Gender inequalities in the pandemic (as a part of COVID-19 and Inequality – Surveys Program) 

(with Luna Bellani , University of Konstanz and Susanne Strauss, University of Konstanz) 

The module studies how the pandemic is related to decision making in the German households. It is replicated in the ResPOnsE Covid-19 survey of the University of Milano Statale, which enables cross-country comparison between Germany and Italy. The following questions are asked:  Are reduced incomes and changing employment situations, particularly if they come at the cost of women’s earnings, associated with gender inequality in the household division of labour, care and leisure (e.g women take up the larger burden of household and family work)? How is the pandemic related to changes in control over money in the household? What are the ultimate consequences for woman’s and men’s satisfaction with life, their mental well-being and feelings of financial security?  

Project partner: G. Dotti Sani (University of Milan)

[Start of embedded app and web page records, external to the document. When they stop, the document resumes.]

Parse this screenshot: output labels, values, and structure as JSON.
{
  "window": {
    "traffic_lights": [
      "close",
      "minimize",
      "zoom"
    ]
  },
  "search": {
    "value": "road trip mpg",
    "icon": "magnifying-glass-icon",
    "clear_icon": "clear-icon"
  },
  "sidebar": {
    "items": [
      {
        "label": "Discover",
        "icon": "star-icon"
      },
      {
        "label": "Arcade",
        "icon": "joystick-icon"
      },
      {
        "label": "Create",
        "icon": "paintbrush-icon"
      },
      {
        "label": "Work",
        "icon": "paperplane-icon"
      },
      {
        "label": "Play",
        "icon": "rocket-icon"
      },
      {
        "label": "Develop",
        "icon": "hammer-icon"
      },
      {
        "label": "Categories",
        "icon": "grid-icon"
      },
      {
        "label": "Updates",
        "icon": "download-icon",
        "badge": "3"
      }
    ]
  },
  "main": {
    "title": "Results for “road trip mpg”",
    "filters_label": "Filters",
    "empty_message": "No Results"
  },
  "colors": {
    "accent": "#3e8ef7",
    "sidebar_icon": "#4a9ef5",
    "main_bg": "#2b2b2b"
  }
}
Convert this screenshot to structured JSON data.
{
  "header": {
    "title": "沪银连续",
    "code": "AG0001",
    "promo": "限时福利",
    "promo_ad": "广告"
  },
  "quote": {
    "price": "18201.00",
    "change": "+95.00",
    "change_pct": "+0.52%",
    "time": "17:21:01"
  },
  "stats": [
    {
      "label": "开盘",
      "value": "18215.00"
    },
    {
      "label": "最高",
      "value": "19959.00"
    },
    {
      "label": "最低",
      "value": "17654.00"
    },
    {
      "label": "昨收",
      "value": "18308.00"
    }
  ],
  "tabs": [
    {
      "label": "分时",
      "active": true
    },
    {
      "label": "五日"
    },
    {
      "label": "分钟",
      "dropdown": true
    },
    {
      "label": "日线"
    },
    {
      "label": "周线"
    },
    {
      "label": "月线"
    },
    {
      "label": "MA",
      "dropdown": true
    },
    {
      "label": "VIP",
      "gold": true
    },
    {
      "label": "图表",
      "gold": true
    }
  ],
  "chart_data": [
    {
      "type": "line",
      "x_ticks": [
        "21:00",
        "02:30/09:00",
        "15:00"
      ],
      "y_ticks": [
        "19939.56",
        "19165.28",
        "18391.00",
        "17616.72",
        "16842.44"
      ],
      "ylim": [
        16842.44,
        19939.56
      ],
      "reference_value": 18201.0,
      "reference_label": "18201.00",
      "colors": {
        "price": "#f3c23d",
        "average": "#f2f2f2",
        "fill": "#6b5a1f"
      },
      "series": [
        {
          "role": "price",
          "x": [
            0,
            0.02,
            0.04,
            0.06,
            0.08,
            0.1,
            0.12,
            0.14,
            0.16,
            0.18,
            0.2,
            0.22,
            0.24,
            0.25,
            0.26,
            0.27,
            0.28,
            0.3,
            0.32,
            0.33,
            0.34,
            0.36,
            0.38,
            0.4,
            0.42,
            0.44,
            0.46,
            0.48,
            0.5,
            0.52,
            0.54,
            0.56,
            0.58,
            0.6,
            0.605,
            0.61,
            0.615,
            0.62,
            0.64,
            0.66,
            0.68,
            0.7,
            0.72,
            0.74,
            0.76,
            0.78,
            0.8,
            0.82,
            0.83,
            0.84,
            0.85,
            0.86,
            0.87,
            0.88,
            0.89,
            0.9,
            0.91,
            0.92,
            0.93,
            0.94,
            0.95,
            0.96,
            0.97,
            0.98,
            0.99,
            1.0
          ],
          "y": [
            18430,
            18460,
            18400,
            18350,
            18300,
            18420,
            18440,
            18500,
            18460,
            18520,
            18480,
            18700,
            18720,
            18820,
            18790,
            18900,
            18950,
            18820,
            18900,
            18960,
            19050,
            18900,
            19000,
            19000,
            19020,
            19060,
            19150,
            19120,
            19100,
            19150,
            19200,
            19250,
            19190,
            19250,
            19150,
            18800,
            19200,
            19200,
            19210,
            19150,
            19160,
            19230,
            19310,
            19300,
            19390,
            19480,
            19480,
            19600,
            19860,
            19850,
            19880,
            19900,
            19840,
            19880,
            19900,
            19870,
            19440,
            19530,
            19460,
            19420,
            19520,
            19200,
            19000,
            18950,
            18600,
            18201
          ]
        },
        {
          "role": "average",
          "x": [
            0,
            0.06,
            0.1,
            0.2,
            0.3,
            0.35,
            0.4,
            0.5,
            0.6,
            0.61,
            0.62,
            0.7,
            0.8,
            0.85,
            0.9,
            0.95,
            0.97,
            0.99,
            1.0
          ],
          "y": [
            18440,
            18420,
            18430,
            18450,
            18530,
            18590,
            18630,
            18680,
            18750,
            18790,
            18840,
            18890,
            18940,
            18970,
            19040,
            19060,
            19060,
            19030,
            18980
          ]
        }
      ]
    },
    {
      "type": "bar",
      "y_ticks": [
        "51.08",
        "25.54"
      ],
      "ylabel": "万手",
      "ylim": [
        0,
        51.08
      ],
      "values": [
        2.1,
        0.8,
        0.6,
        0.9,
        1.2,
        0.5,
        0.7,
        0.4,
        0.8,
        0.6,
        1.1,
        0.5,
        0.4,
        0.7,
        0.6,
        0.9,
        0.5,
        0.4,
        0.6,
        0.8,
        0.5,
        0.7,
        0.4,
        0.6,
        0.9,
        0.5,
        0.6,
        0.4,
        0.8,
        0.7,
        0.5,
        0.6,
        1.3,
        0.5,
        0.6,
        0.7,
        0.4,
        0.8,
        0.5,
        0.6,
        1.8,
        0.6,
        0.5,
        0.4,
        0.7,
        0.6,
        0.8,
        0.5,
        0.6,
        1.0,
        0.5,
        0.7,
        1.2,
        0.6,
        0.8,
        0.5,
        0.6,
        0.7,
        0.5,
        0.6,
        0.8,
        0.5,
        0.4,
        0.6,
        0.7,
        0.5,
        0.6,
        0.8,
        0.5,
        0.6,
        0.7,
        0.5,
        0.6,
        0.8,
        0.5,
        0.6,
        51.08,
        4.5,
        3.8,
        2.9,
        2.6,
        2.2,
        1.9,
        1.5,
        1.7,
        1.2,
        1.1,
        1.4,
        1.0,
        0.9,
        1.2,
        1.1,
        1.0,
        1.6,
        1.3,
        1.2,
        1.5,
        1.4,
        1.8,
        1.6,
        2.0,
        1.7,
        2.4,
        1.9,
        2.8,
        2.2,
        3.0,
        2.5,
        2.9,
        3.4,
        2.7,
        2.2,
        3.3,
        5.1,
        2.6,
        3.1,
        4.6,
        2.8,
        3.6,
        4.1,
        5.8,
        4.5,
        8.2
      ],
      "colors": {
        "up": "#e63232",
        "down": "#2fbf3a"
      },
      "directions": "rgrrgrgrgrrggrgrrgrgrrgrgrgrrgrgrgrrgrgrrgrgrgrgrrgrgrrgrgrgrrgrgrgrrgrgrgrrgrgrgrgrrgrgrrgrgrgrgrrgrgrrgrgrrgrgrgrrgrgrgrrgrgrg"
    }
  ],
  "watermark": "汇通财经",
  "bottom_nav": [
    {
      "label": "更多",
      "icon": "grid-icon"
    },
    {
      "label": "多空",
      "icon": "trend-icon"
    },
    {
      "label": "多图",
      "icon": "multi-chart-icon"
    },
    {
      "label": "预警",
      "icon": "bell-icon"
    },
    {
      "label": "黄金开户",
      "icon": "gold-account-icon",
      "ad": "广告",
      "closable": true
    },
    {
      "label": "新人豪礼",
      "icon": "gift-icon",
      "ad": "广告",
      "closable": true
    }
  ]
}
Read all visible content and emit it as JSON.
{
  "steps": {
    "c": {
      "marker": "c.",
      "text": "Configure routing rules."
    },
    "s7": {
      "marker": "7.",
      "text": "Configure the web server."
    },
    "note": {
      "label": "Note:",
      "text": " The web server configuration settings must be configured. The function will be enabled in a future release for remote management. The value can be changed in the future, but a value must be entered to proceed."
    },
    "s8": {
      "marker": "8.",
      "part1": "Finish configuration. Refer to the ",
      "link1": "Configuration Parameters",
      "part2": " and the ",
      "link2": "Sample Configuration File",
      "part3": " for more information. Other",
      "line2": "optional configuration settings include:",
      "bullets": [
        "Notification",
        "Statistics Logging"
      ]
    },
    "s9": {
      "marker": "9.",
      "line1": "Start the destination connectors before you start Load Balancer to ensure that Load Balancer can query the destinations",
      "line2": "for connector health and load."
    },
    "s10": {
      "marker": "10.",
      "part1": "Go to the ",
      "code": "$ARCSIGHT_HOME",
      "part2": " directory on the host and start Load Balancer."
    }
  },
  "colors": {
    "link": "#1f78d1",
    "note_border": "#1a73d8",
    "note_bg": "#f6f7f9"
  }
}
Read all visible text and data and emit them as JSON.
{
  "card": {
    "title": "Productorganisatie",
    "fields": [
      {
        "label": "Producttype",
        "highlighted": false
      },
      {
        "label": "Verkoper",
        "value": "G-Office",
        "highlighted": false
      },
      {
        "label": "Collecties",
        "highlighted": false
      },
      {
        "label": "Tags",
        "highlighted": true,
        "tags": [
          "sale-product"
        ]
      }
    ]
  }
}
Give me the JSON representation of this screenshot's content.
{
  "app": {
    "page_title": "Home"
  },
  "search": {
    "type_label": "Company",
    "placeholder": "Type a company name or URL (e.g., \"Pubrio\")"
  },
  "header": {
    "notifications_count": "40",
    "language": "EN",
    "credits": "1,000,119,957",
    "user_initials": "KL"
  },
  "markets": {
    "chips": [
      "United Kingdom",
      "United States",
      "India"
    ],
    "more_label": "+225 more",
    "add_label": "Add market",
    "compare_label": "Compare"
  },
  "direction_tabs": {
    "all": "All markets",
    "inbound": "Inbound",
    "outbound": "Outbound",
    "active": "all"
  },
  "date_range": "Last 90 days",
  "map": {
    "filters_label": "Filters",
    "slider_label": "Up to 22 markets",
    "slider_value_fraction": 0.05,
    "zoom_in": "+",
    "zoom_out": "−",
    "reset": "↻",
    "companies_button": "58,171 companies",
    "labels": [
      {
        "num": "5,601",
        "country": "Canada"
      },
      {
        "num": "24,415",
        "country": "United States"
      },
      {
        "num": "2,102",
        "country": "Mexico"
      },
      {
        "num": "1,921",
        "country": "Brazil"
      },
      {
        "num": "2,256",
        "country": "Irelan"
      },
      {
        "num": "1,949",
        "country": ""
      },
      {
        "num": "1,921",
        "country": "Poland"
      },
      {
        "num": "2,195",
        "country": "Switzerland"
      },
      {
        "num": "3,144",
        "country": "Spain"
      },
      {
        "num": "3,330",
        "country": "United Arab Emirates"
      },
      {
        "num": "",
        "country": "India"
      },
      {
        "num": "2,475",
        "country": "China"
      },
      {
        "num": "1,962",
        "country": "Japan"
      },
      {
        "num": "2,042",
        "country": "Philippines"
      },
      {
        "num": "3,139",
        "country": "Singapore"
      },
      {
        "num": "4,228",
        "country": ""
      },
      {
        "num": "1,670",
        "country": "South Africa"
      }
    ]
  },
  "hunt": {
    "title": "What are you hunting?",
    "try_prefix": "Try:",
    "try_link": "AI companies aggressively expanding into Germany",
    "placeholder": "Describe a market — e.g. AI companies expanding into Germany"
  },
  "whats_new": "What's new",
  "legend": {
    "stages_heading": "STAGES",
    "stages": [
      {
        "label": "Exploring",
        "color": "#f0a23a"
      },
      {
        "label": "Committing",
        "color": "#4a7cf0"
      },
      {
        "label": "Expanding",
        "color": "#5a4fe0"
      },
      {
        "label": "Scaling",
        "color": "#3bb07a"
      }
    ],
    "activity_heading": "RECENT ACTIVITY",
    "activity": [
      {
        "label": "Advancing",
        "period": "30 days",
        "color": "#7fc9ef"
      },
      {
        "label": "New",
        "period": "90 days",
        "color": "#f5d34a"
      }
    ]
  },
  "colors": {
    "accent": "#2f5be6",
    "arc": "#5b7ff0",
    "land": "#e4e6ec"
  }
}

Gender inequalities in academia: Biases in hiring or promotion? (formerly financed by the EUI research council) 

(with Klarita Gërxhani, EUI and Fabienne Liechti, University of Lausanne)

Given a relatively equal share of women and men at the PhD level, there is a dramatic decrease of women’s representation in higher stages of academic career (European Commission 2015). In this project, we study whether and how the demand-side processes contribute to this decrease by examining two forms of possible gender bias in academia: direct bias in screening processes through selectors’ decisions and indirect bias through reliance on networks that may operate differently for men and women. We test these mechanisms through a factorial survey experiment on two types of professional engagement: entrance into assistant professorships and internal promotion to full professorship.

Project partners: A. Rusconi (WZB) and H. Solga (WZB)

Gender pay gaps in relation to field of studies: care-technical divide through observational data and experimental approach (formerly supported by The  Cluster “Politics of Inequality”) 

The project explores the care-technical divide in fields of study in terms of its consequences for labour market opportunities of men and women. It relies on complementary methods to study gender gaps in relation to field of study: the analysis of observational data drawn from large national surveys and experimental evidence from a factorial survey experiment. 

Project partner: D. Galos (University of Konstanz) and Irene Prix (University of Turku).